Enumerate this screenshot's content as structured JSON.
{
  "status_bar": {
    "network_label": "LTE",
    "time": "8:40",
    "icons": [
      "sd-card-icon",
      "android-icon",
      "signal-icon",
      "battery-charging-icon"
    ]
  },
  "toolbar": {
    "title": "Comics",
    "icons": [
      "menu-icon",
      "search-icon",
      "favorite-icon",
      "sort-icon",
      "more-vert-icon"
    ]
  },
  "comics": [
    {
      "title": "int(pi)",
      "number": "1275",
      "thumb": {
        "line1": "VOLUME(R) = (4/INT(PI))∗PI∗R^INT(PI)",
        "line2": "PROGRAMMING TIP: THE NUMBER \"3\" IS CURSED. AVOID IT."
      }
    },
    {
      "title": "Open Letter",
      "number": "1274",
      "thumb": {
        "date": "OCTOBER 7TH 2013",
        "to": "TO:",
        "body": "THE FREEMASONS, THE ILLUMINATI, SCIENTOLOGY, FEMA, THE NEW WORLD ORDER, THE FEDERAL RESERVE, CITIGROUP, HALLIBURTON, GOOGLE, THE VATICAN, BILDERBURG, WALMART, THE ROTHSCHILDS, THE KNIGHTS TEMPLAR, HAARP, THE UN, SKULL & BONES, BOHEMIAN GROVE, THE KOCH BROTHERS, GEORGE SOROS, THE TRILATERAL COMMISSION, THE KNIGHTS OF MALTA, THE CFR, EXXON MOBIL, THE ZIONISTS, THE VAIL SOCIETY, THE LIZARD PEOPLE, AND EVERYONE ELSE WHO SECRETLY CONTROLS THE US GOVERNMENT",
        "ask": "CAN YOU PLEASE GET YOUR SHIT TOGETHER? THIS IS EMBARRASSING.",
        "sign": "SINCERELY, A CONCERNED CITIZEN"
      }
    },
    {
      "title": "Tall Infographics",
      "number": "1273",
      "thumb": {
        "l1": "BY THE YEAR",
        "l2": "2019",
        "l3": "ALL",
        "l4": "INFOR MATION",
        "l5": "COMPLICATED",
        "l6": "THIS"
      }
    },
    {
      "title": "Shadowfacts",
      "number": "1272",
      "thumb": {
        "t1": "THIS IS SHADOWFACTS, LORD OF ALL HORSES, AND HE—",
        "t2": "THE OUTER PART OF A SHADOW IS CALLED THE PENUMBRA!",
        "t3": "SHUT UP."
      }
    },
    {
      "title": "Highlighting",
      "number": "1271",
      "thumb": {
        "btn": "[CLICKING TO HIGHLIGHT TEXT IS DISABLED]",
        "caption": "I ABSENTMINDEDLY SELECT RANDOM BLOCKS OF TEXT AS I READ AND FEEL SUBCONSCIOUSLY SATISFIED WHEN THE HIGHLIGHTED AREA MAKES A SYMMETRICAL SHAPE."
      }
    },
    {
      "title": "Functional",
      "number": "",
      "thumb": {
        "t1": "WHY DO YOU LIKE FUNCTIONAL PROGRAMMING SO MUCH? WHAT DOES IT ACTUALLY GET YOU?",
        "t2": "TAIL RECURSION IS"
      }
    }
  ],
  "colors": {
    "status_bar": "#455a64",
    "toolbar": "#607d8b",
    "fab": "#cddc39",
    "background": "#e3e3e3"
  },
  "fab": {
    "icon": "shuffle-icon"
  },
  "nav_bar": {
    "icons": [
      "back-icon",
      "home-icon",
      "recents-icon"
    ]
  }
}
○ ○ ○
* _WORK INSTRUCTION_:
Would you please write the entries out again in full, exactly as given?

* _TASK RESPONSE_:
Enumerate this screenshot's content as structured JSON.
{
  "status_bar": {
    "network_label": "LTE",
    "time": "8:40",
    "icons": [
      "sd-card-icon",
      "android-icon",
      "signal-icon",
      "battery-charging-icon"
    ]
  },
  "toolbar": {
    "title": "Comics",
    "icons": [
      "menu-icon",
      "search-icon",
      "favorite-icon",
      "sort-icon",
      "more-vert-icon"
    ]
  },
  "comics": [
    {
      "title": "int(pi)",
      "number": "1275",
      "thumb": {
        "line1": "VOLUME(R) = (4/INT(PI))∗PI∗R^INT(PI)",
        "line2": "PROGRAMMING TIP: THE NUMBER \"3\" IS CURSED. AVOID IT."
      }
    },
    {
      "title": "Open Letter",
      "number": "1274",
      "thumb": {
        "date": "OCTOBER 7TH 2013",
        "to": "TO:",
        "body": "THE FREEMASONS, THE ILLUMINATI, SCIENTOLOGY, FEMA, THE NEW WORLD ORDER, THE FEDERAL RESERVE, CITIGROUP, HALLIBURTON, GOOGLE, THE VATICAN, BILDERBURG, WALMART, THE ROTHSCHILDS, THE KNIGHTS TEMPLAR, HAARP, THE UN, SKULL & BONES, BOHEMIAN GROVE, THE KOCH BROTHERS, GEORGE SOROS, THE TRILATERAL COMMISSION, THE KNIGHTS OF MALTA, THE CFR, EXXON MOBIL, THE ZIONISTS, THE VAIL SOCIETY, THE LIZARD PEOPLE, AND EVERYONE ELSE WHO SECRETLY CONTROLS THE US GOVERNMENT",
        "ask": "CAN YOU PLEASE GET YOUR SHIT TOGETHER? THIS IS EMBARRASSING.",
        "sign": "SINCERELY, A CONCERNED CITIZEN"
      }
    },
    {
      "title": "Tall Infographics",
      "number": "1273",
      "thumb": {
        "l1": "BY THE YEAR",
        "l2": "2019",
        "l3": "ALL",
        "l4": "INFOR MATION",
        "l5": "COMPLICATED",
        "l6": "THIS"
      }
    },
    {
      "title": "Shadowfacts",
      "number": "1272",
      "thumb": {
        "t1": "THIS IS SHADOWFACTS, LORD OF ALL HORSES, AND HE—",
        "t2": "THE OUTER PART OF A SHADOW IS CALLED THE PENUMBRA!",
        "t3": "SHUT UP."
      }
    },
    {
      "title": "Highlighting",
      "number": "1271",
      "thumb": {
        "btn": "[CLICKING TO HIGHLIGHT TEXT IS DISABLED]",
        "caption": "I ABSENTMINDEDLY SELECT RANDOM BLOCKS OF TEXT AS I READ AND FEEL SUBCONSCIOUSLY SATISFIED WHEN THE HIGHLIGHTED AREA MAKES A SYMMETRICAL SHAPE."
      }
    },
    {
      "title": "Functional",
      "number": "",
      "thumb": {
        "t1": "WHY DO YOU LIKE FUNCTIONAL PROGRAMMING SO MUCH? WHAT DOES IT ACTUALLY GET YOU?",
        "t2": "TAIL RECURSION IS"
      }
    }
  ],
  "colors": {
    "status_bar": "#455a64",
    "toolbar": "#607d8b",
    "fab": "#cddc39",
    "background": "#e3e3e3"
  },
  "fab": {
    "icon": "shuffle-icon"
  },
  "nav_bar": {
    "icons": [
      "back-icon",
      "home-icon",
      "recents-icon"
    ]
  }
}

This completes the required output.